Our language is very important, and it’s the small nuances that make all the differences. Our language is the channel that turns thoughts into actions, so when it comes to building trust, how leaders use the word can make a drastic difference.
Our sentences are comprised of nouns and verbs and other parts of speech. If your middle school grammar lessons are a bit fuzzy, nouns are either a person, place, or thing, and verbs are action words. There are some words considered to be both nouns and verbs depending on how you use them. For instance, the word run: I always run after work: verb. I have to go for a run after work: noun.

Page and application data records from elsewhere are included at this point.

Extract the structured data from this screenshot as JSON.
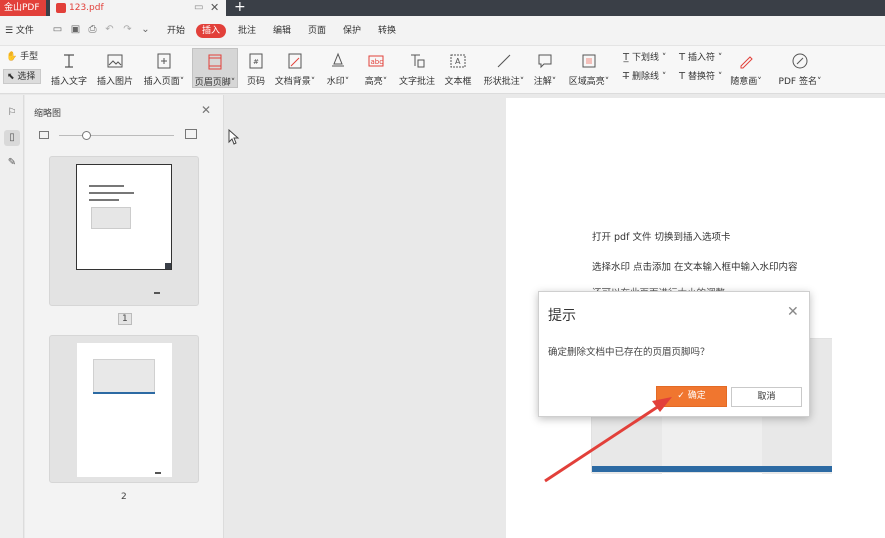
{
  "titlebar": {
    "app_name": "金山PDF",
    "doc_tab": "123.pdf",
    "pin_icon": "pin-icon",
    "close_icon": "close-icon",
    "new_tab": "+"
  },
  "menubar": {
    "file": "☰ 文件",
    "tabs": [
      "开始",
      "插入",
      "批注",
      "编辑",
      "页面",
      "保护",
      "转换"
    ],
    "active_tab": "插入"
  },
  "toolbar": {
    "hand": "手型",
    "select": "选择",
    "tools": [
      "插入文字",
      "插入图片",
      "插入页面",
      "页眉页脚",
      "页码",
      "文档背景",
      "水印",
      "高亮",
      "文字批注",
      "文本框",
      "形状批注",
      "注解",
      "区域高亮"
    ],
    "underline": "下划线",
    "strikethrough": "删除线",
    "insert_mark": "插入符",
    "replace_mark": "替换符",
    "freehand": "随意画",
    "pdf_sign": "PDF 签名"
  },
  "thumbpanel": {
    "title": "缩略图",
    "page1": "1",
    "page2": "2"
  },
  "document": {
    "line1": "打开 pdf 文件    切换到插入选项卡",
    "line2": "选择水印      点击添加    在文本输入框中输入水印内容",
    "line3_partial": "还可以在此页面进行大小的调整"
  },
  "dialog": {
    "title": "提示",
    "message": "确定删除文档中已存在的页眉页脚吗？",
    "ok": "确定",
    "cancel": "取消"
  },
  "colors": {
    "brand": "#e2403a",
    "ok_button": "#f0762f",
    "arrow": "#e2403a"
  }
}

Other words that change from verb to noun are very powerful like love, hate, and trust. I love you. I’m filled with love. I hate this. I’m filled with hate. I trust you. We have a relationship built on trust. Trust is very important in any workplace, but it’s extremely important for a leader. According to Paul Zak’s article in the Harvard Business Review entitled, “The Neuroscience of Trust,” “55% of CEOs think that a lack of trust is a threat to their organization’s growth. But most have done little to increase trust, mainly because they aren’t sure where to start.”
I advocate for one small change to help build trust as a leader. Use trust as a verb instead of a noun. Instead of saying, “we need to build more trust.” Start saying, “I trust you.” Shift your language from treating trust as a thing to be acquired and lost, sand move it to something you do regularly. Trust is reciprocal and showing your team you trust them will build their trust in you. Show you trust to build trust.
For more small shifts to enhance your communication, your leadership, and your business, contact us at Executive Suite Communication.